[Start of section]

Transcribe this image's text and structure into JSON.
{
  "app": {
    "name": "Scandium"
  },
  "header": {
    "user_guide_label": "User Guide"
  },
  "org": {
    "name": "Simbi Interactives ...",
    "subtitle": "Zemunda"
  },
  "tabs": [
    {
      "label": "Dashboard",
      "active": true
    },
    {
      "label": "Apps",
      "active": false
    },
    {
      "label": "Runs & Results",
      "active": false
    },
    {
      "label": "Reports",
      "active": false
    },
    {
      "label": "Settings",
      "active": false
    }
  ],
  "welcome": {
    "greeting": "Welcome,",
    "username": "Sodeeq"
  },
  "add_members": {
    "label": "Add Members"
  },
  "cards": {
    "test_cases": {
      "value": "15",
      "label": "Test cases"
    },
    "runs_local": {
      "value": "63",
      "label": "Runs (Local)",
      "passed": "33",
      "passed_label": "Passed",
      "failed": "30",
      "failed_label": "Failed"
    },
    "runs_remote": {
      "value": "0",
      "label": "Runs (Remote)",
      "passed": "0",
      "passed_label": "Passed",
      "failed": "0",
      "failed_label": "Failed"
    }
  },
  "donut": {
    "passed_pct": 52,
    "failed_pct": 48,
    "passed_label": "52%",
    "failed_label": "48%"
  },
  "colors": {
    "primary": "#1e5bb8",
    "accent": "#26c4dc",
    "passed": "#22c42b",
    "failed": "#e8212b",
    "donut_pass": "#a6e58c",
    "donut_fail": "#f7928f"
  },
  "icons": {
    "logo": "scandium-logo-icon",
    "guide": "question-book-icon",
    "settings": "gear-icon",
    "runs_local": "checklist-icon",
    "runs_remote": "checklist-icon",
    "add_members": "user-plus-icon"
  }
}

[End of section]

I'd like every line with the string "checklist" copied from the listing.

    "runs_local": "checklist-icon",
    "runs_remote": "checklist-icon",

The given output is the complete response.